Jem Logo

Jem and the Holograms, a new ongoing series from IDW written by Kelly Thompson (The Girl Who Would Be King) with artist Sophie Campbell (Wet Moon, Shadoweyes) and colorist M. Victoria Robado (Fragile, The Littlest Pet Shop), debuts today. We’ve expressed our excitement about the reemergence of Jem in popular culture before. But those were vague hopes and generalized enthusiasm. Now we know that this update is worthy of the woman powerful enough to challenge Barbie herself.

Campbell’s character designs extend the diversity of the original cast. We were stunned when the character designs were released. There’s an amazing range of body types:
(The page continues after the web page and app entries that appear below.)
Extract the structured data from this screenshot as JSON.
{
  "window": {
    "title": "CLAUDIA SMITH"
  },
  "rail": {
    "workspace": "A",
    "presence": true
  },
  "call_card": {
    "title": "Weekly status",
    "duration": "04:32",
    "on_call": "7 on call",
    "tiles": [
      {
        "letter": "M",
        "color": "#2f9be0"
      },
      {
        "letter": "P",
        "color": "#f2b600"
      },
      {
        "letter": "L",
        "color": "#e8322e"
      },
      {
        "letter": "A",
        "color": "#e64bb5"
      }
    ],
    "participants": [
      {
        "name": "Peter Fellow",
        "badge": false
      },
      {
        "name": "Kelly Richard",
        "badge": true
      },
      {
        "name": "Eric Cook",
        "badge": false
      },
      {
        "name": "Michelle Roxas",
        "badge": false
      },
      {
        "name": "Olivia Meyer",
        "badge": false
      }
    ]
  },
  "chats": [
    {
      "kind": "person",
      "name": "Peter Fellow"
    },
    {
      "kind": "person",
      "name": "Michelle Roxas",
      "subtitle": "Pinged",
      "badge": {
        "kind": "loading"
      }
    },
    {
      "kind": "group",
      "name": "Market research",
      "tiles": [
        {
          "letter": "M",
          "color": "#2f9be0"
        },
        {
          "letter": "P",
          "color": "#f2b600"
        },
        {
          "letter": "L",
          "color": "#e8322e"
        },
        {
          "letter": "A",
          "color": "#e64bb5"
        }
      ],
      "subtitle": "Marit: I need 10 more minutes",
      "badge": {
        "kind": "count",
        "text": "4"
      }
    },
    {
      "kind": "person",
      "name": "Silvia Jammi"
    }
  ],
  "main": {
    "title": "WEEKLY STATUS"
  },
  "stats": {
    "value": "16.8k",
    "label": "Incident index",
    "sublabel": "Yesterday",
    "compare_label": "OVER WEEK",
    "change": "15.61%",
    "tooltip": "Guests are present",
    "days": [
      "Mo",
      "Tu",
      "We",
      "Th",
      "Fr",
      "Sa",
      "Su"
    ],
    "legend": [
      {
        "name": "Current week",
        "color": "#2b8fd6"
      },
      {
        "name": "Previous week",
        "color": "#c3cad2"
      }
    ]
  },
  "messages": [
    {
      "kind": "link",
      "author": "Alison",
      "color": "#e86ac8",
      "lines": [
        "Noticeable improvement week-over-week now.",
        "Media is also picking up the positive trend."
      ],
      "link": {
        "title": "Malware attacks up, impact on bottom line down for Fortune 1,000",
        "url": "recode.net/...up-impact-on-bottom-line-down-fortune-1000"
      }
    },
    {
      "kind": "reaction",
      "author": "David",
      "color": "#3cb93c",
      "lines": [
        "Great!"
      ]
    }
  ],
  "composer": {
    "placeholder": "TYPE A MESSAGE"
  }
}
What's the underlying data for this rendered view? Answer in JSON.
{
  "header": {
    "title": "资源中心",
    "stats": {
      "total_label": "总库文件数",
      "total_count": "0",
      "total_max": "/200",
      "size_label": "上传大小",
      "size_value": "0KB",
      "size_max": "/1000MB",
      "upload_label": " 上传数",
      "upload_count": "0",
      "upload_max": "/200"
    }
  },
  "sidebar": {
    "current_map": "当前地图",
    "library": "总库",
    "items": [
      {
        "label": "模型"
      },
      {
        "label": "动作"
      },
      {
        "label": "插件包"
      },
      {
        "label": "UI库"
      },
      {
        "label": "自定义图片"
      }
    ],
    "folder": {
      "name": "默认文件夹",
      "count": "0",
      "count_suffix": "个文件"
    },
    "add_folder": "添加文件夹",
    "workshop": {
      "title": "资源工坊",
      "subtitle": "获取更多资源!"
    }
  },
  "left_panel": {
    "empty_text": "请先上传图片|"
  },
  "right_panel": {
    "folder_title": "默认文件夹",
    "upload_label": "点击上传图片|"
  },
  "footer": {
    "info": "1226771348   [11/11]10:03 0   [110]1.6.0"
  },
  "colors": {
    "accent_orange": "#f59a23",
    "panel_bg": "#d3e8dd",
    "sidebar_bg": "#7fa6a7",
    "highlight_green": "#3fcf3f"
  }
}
Holograms and Misfits

For folks wanting a closer look and more information, IDW has individual band member bios.

The first issue focuses on getting to know the Holograms as they struggle to complete their first video in time to enter a challenge run by the Misfits, an established popular band. Jerrica’s performance anxiety threatens their chances, setting the stage for Jem!

While simply seeing something other than the standard superhero stereotype might be enough, the series’ second strength is that the characters emerge in relation to one another.  The descriptions above give a teen magazine style snapshot of fashion and fame, these aren’t paper dolls expositing in order to drag the story forward. They are the story with and for one another.

Jem Sample Page

The creators are embracing the over the top craziness of the inspirational property while exploring personal and intimate themes. Kimber and Stormer are out of the closet, and they’ve hinted at other LGBT characters. And they’re not ignoring that Jem is a hologram; technology, identity, and celebrity are ripe for unpacking.

Can’t wait? USA Today has an 8-page preview.